__Task goal__:
The answer must be every line of the records below that contains the word "data", copied out.

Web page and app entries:
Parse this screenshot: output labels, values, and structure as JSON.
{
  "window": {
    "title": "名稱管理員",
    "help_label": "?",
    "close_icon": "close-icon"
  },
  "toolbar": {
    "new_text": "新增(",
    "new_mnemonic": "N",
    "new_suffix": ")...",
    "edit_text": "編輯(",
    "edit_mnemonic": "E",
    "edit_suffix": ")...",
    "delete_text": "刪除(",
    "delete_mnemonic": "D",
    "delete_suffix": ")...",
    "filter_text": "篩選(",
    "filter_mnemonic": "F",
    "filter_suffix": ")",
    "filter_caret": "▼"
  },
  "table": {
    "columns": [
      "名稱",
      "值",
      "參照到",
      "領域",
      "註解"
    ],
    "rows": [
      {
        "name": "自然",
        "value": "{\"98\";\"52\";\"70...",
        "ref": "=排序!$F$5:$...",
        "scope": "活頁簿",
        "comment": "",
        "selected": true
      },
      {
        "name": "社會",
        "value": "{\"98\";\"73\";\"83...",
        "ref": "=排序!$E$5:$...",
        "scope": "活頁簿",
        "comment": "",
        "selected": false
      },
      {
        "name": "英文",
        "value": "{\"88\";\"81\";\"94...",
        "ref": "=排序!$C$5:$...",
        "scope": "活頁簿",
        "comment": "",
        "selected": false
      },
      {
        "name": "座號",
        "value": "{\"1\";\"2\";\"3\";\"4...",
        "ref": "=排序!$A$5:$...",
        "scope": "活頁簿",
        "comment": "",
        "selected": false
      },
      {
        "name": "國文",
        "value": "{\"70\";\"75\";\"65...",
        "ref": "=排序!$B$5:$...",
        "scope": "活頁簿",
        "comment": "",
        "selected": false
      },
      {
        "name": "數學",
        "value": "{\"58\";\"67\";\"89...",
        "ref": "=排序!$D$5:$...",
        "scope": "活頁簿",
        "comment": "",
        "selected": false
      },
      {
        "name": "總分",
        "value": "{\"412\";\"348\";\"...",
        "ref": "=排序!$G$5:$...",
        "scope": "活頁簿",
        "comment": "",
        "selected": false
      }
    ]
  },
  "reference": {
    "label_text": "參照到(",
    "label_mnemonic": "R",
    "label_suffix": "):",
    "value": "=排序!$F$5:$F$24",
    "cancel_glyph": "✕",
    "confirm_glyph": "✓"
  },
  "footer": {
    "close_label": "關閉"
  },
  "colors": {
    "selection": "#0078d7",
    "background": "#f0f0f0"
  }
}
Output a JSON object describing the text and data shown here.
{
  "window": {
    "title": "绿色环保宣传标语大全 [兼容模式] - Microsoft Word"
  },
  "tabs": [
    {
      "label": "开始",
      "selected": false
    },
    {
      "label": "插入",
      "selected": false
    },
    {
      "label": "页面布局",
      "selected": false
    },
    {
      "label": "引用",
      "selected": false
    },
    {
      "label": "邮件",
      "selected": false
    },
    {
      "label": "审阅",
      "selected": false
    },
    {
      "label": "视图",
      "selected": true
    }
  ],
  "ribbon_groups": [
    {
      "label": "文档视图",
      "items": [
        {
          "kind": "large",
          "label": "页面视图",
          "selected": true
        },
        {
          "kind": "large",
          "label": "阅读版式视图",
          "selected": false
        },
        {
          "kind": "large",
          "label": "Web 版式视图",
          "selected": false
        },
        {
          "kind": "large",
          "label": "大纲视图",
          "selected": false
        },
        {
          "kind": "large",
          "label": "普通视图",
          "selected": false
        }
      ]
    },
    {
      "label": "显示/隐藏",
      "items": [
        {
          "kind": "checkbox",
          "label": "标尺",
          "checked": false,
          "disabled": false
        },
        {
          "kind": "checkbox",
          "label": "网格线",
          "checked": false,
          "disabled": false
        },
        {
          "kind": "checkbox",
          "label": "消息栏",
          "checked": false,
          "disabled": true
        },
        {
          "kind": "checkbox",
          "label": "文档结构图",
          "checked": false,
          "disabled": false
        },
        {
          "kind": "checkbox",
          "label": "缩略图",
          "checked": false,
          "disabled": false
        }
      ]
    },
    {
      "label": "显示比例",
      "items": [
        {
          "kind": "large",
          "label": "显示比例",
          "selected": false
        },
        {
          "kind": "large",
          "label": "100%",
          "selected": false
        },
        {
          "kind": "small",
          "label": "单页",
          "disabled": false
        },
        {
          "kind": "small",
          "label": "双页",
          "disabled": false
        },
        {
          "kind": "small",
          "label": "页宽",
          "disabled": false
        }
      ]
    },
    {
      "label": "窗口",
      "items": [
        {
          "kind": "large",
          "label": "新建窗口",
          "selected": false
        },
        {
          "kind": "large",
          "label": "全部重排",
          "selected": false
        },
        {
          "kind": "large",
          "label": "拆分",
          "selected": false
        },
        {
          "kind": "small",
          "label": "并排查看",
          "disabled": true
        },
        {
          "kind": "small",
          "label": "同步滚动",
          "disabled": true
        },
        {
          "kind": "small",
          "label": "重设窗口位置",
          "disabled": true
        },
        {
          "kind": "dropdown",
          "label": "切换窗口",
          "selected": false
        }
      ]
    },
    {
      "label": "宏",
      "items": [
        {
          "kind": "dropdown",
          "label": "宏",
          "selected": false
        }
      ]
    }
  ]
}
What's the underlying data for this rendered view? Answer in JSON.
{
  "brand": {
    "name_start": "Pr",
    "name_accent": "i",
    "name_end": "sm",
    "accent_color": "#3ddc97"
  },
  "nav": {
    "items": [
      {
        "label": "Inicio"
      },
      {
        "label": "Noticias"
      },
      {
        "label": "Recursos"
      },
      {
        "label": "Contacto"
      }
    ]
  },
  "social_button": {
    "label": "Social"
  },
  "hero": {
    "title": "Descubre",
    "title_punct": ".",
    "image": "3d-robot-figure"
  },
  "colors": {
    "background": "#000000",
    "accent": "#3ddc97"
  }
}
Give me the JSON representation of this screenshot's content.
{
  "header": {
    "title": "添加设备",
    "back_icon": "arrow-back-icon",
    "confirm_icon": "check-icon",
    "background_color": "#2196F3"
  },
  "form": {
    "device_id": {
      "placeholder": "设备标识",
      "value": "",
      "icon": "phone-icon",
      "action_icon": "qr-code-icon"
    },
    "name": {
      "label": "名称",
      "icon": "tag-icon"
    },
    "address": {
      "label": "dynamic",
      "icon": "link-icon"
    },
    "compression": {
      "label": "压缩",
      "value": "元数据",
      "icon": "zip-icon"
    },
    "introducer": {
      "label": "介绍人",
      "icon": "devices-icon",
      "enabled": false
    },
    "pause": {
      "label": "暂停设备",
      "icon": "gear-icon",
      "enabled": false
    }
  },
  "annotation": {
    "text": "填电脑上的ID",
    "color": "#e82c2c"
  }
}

__Solved exercise__:
Output a JSON object describing the text and data shown here.
What's the underlying data for this rendered view? Answer in JSON.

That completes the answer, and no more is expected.